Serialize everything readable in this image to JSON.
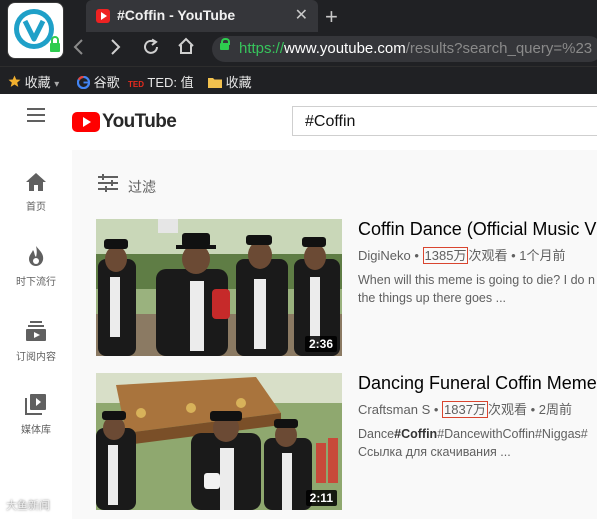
{
  "browser": {
    "tab_title": "#Coffin - YouTube",
    "tab_close": "✕",
    "new_tab": "+",
    "url_scheme": "https://",
    "url_host": "www.youtube.com",
    "url_path": "/results?search_query=%23",
    "bookmarks": [
      {
        "label": "收藏",
        "icon": "star-icon"
      },
      {
        "label": "谷歌",
        "icon": "google-icon"
      },
      {
        "label": "TED: 值",
        "icon": "ted-icon"
      },
      {
        "label": "收藏",
        "icon": "folder-icon"
      }
    ]
  },
  "youtube": {
    "logo_text": "YouTube",
    "search_value": "#Coffin",
    "guide": [
      {
        "label": "首页",
        "icon": "home-icon"
      },
      {
        "label": "时下流行",
        "icon": "flame-icon"
      },
      {
        "label": "订阅内容",
        "icon": "subscriptions-icon"
      },
      {
        "label": "媒体库",
        "icon": "library-icon"
      }
    ],
    "filter_label": "过滤",
    "videos": [
      {
        "title": "Coffin Dance (Official Music V",
        "channel": "DigiNeko",
        "views": "1385万",
        "views_suffix": "次观看",
        "age": "1个月前",
        "desc": "When will this meme is going to die? I do n the things up there goes ...",
        "duration": "2:36"
      },
      {
        "title": "Dancing Funeral Coffin Meme",
        "channel": "Craftsman S",
        "views": "1837万",
        "views_suffix": "次观看",
        "age": "2周前",
        "desc_parts": [
          "Dance",
          "#Coffin",
          "#DancewithCoffin#Niggas#"
        ],
        "desc_line2": "Ссылка для скачивания ...",
        "duration": "2:11"
      }
    ]
  },
  "watermark": "大鱼新闻",
  "colors": {
    "accent_red": "#ff0000",
    "highlight_box": "#d9452f",
    "url_green": "#37c45c"
  }
}
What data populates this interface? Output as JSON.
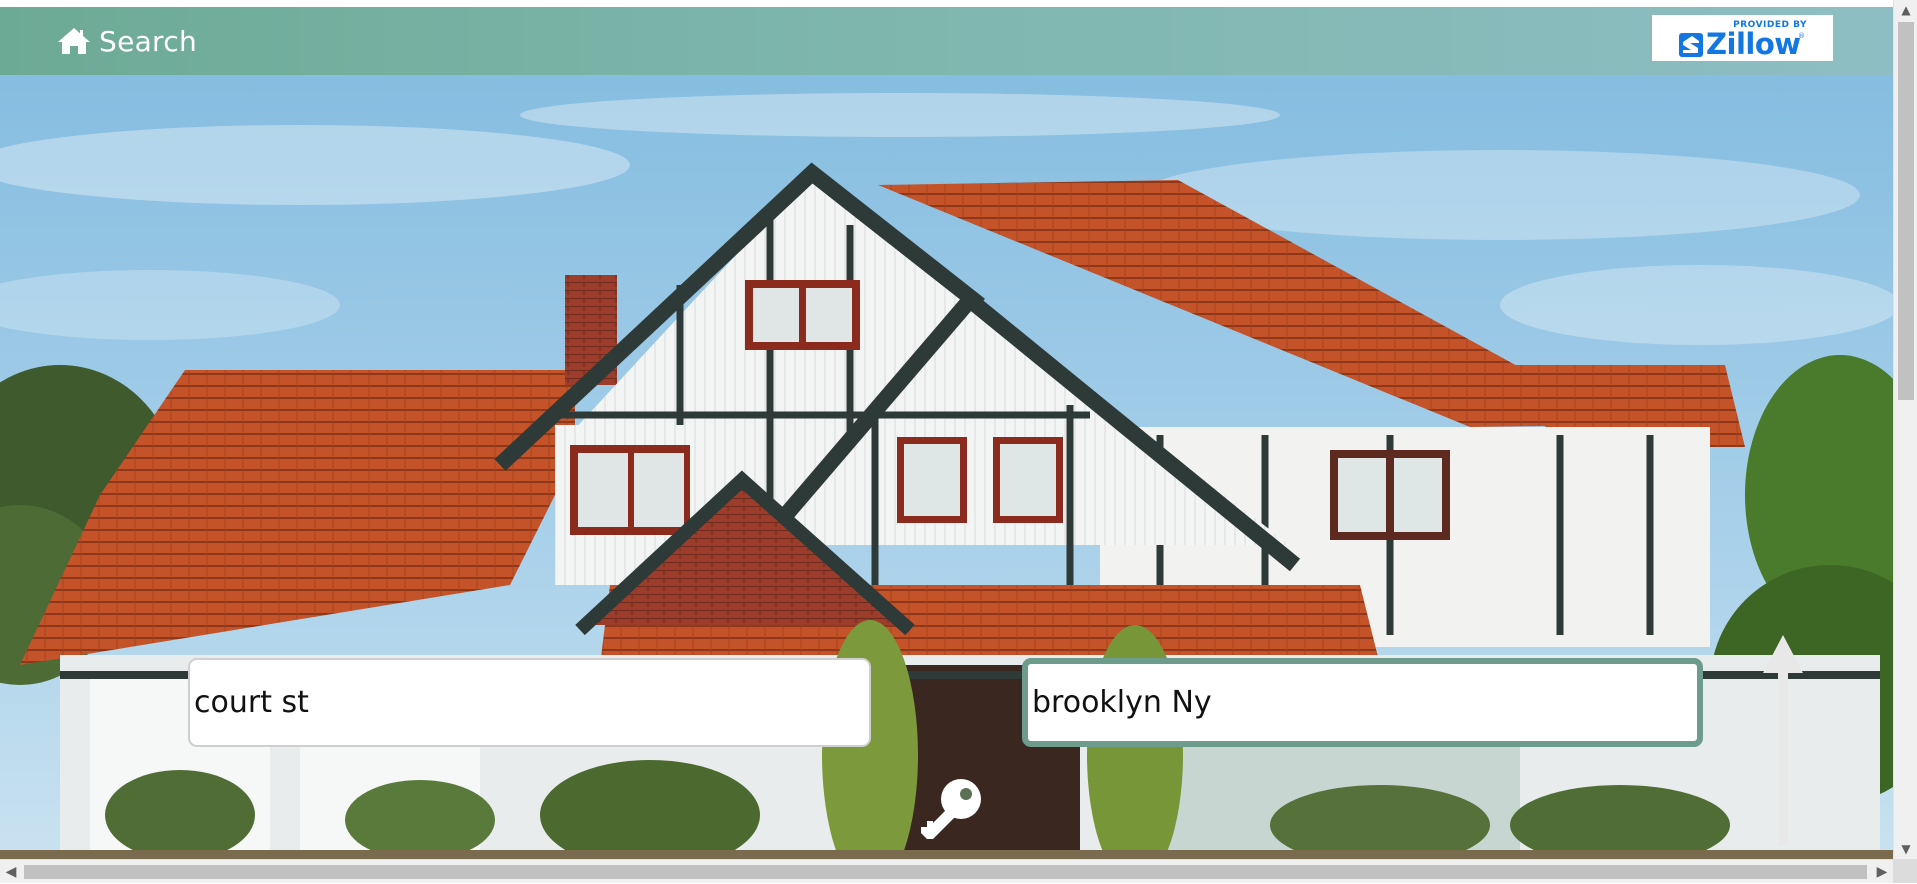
{
  "nav": {
    "home_icon": "home-icon",
    "title": "Search"
  },
  "provider": {
    "provided_by": "PROVIDED BY",
    "name": "Zillow",
    "registered": "®",
    "logo_icon": "zillow-z-icon"
  },
  "hero": {
    "image": "two-story tudor-style house with red tile roof under blue sky"
  },
  "search": {
    "street_value": "court st",
    "city_value": "brooklyn Ny",
    "submit_icon": "key-icon"
  },
  "colors": {
    "nav_start": "#6daa95",
    "nav_end": "#8dbec3",
    "focus_border": "#6d9b8c",
    "zillow_blue": "#1277e1"
  },
  "scrollbars": {
    "vertical_up": "▲",
    "vertical_down": "▼",
    "horizontal_left": "◀",
    "horizontal_right": "▶"
  }
}
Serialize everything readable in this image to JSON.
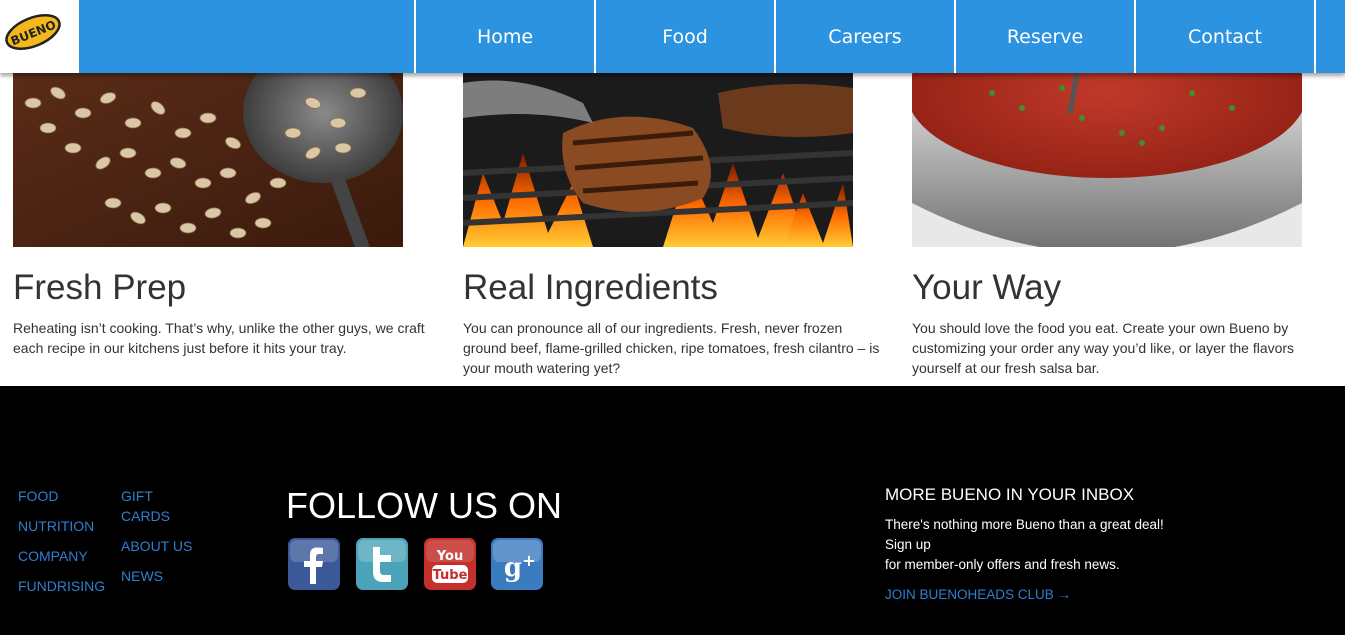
{
  "brand": {
    "logo_text": "BUENO"
  },
  "nav": {
    "items": [
      "Home",
      "Food",
      "Careers",
      "Reserve",
      "Contact"
    ]
  },
  "features": [
    {
      "title": "Fresh Prep",
      "body": "Reheating isn’t cooking. That’s why, unlike the other guys, we craft each recipe in our kitchens just before it hits your tray."
    },
    {
      "title": "Real Ingredients",
      "body": "You can pronounce all of our ingredients. Fresh, never frozen ground beef, flame-grilled chicken, ripe tomatoes, fresh cilantro – is your mouth watering yet?"
    },
    {
      "title": "Your Way",
      "body": "You should love the food you eat. Create your own Bueno by customizing your order any way you’d like, or layer the flavors yourself at our fresh salsa bar."
    }
  ],
  "footer": {
    "links_col1": [
      "FOOD",
      "NUTRITION",
      "COMPANY",
      "FUNDRISING"
    ],
    "links_col2": [
      "GIFT CARDS",
      "ABOUT US",
      "NEWS"
    ],
    "follow_heading": "FOLLOW US ON",
    "social": [
      "facebook",
      "twitter",
      "youtube",
      "google-plus"
    ],
    "inbox": {
      "title": "MORE BUENO IN YOUR INBOX",
      "line1": "There's nothing more Bueno than a great deal!",
      "line2": "Sign up",
      "line3": "for member-only offers and fresh news.",
      "join": "JOIN BUENOHEADS CLUB →"
    }
  },
  "colors": {
    "nav_bg": "#2b93df",
    "footer_bg": "#000000",
    "link": "#2f7fd1",
    "logo_yellow": "#f5b81c"
  }
}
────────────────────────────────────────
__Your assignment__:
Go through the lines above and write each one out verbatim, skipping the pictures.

__Solution below__:
Serialize everything readable in this image to JSON.
{
  "browser": {
    "tab_title": "#Coffin - YouTube",
    "tab_close": "✕",
    "new_tab": "+",
    "url_scheme": "https://",
    "url_host": "www.youtube.com",
    "url_path": "/results?search_query=%23",
    "bookmarks": [
      {
        "label": "收藏",
        "icon": "star-icon"
      },
      {
        "label": "谷歌",
        "icon": "google-icon"
      },
      {
        "label": "TED: 值",
        "icon": "ted-icon"
      },
      {
        "label": "收藏",
        "icon": "folder-icon"
      }
    ]
  },
  "youtube": {
    "logo_text": "YouTube",
    "search_value": "#Coffin",
    "guide": [
      {
        "label": "首页",
        "icon": "home-icon"
      },
      {
        "label": "时下流行",
        "icon": "flame-icon"
      },
      {
        "label": "订阅内容",
        "icon": "subscriptions-icon"
      },
      {
        "label": "媒体库",
        "icon": "library-icon"
      }
    ],
    "filter_label": "过滤",
    "videos": [
      {
        "title": "Coffin Dance (Official Music V",
        "channel": "DigiNeko",
        "views": "1385万",
        "views_suffix": "次观看",
        "age": "1个月前",
        "desc": "When will this meme is going to die? I do n the things up there goes ...",
        "duration": "2:36"
      },
      {
        "title": "Dancing Funeral Coffin Meme",
        "channel": "Craftsman S",
        "views": "1837万",
        "views_suffix": "次观看",
        "age": "2周前",
        "desc_parts": [
          "Dance",
          "#Coffin",
          "#DancewithCoffin#Niggas#"
        ],
        "desc_line2": "Ссылка для скачивания ...",
        "duration": "2:11"
      }
    ]
  },
  "watermark": "大鱼新闻",
  "colors": {
    "accent_red": "#ff0000",
    "highlight_box": "#d9452f",
    "url_green": "#37c45c"
  }
}
What data populates this interface? Output as JSON.
{
  "nav": {
    "home_icon": "home-icon",
    "title": "Search"
  },
  "provider": {
    "provided_by": "PROVIDED BY",
    "name": "Zillow",
    "registered": "®",
    "logo_icon": "zillow-z-icon"
  },
  "hero": {
    "image": "two-story tudor-style house with red tile roof under blue sky"
  },
  "search": {
    "street_value": "court st",
    "city_value": "brooklyn Ny",
    "submit_icon": "key-icon"
  },
  "colors": {
    "nav_start": "#6daa95",
    "nav_end": "#8dbec3",
    "focus_border": "#6d9b8c",
    "zillow_blue": "#1277e1"
  },
  "scrollbars": {
    "vertical_up": "▲",
    "vertical_down": "▼",
    "horizontal_left": "◀",
    "horizontal_right": "▶"
  }
}
Serialize everything readable in this image to JSON.
{
  "brand": {
    "logo_text": "BUENO"
  },
  "nav": {
    "items": [
      "Home",
      "Food",
      "Careers",
      "Reserve",
      "Contact"
    ]
  },
  "features": [
    {
      "title": "Fresh Prep",
      "body": "Reheating isn’t cooking. That’s why, unlike the other guys, we craft each recipe in our kitchens just before it hits your tray."
    },
    {
      "title": "Real Ingredients",
      "body": "You can pronounce all of our ingredients. Fresh, never frozen ground beef, flame-grilled chicken, ripe tomatoes, fresh cilantro – is your mouth watering yet?"
    },
    {
      "title": "Your Way",
      "body": "You should love the food you eat. Create your own Bueno by customizing your order any way you’d like, or layer the flavors yourself at our fresh salsa bar."
    }
  ],
  "footer": {
    "links_col1": [
      "FOOD",
      "NUTRITION",
      "COMPANY",
      "FUNDRISING"
    ],
    "links_col2": [
      "GIFT CARDS",
      "ABOUT US",
      "NEWS"
    ],
    "follow_heading": "FOLLOW US ON",
    "social": [
      "facebook",
      "twitter",
      "youtube",
      "google-plus"
    ],
    "inbox": {
      "title": "MORE BUENO IN YOUR INBOX",
      "line1": "There's nothing more Bueno than a great deal!",
      "line2": "Sign up",
      "line3": "for member-only offers and fresh news.",
      "join": "JOIN BUENOHEADS CLUB →"
    }
  },
  "colors": {
    "nav_bg": "#2b93df",
    "footer_bg": "#000000",
    "link": "#2f7fd1",
    "logo_yellow": "#f5b81c"
  }
}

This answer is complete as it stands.